iPad Pro 2018 Review: Performance
If you’re only looking to do iPad-like things, then you’ll be pleased as punch with this. As we’ve said, it gets harder when you try and make the iPad Pro behave more like a laptop, but not everyone is going to do that – and when it comes to stuff like YouTube-watching, writing emails, browsing the web and playing games, it’s hard to imagine any better way to do all of those things – at least inside the iOS ecosystem, anyway.
The raw power on display here should future-proof the iPad Pro to a degree, too; given that it’s powerful enough to rival many cutting-edge laptops, there’s little danger of this becoming hopelessly outdated in 12 months. Apple is also making meaningful moves towards overcoming some of iOS’ more annoying shortcomings in relation to the iPad, and apps like Photoshop will go a long way to make this even more attractive from a productivity perspective.
iPad Pro 2018 Review: Accessories
The iPad Pro wouldn’t be an iPad if it didn’t have loads of reassuringly expensive accessories to buy, and the headline act has to be the second generation Apple Pencil. This time around, it doesn’t charge via the charging dock, but instead clips onto the side of the iPad Pro via a magnetic connection. It’s a brilliant little touch, and the magnet is so powerful we never felt like we were in danger of losing it.
The pencil itself is pretty good too, and almost overcomes the fact that you still can’t use a mouse with the iPad, despite that USB-C port.

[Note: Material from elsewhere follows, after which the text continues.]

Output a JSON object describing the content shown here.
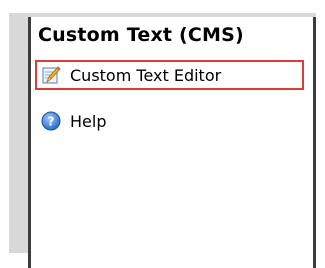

Obviously, the pencil is aimed more at artistic types and will really come into its own when Photoshop arrives this year, but for now it’s a likeable – if rather expensive – accessory. £120 isn’t exactly chump change to most people.
More appealing is the keyboard cover, which is a real joy to use. It clips onto the iPad Pro via a series of magnets and totally protects the screen when closed. You can open it up and use it as a stand, with the added benefit of a full keyboard interface. The keys take some getting used to, but it’s surprising how quickly you adapt; it’s when using the iPad Pro with the keyboard to type out emails in a coffee shop that it feels most like a true replacement for your bulky laptop.
iPad Pro 2018 Review: Verdict
Picking up the iPad Pro for the first time is a pretty awe-inspiring experience; it’s such a fantastic device from a purely aesthetic perspective – all screen and super-thin – that you can’t help but fall hopelessly in love with it. As a tablet, it’s perhaps the best option out there now – not that there are many other viable alternatives of course, as Apple has this sector of the market all to itself these days.
The power on tap is remarkable, making this a great platform for games, browsing, video watching and much more besides. Even the iOS app ecosystem is improving, with big names like Adobe looking to bring their key apps to the tablet soon. If you’re an existing iPad lover, then there’s no reason you won’t also fall in love with this.
The big issue is when you come to use the iPad Pro as a replacement for a traditional laptop – something Apple keeps pushing for with each hardware revision. While the iPad Pro – with a keyboard cover and Apple Pencil – does become an amazingly elegant tool for creative design and general productivity, it’s still not quite the finished article yet. You can’t use a mouse, there’s no way to expand the storage and iOS is still built around smartphones first, tablets second.
Then there’s the cost; even the cheapest 11-inch model is over £700, and that’s with 64GB of storage and no cellular connectivity. By the time you add in the optional accessories, you’re looking at the price of a reasonably-specced laptop. Still, the iPad Pro is Apple’s best attempt yet to merge these two products into one, and if you can afford it, remains a solid purchase.R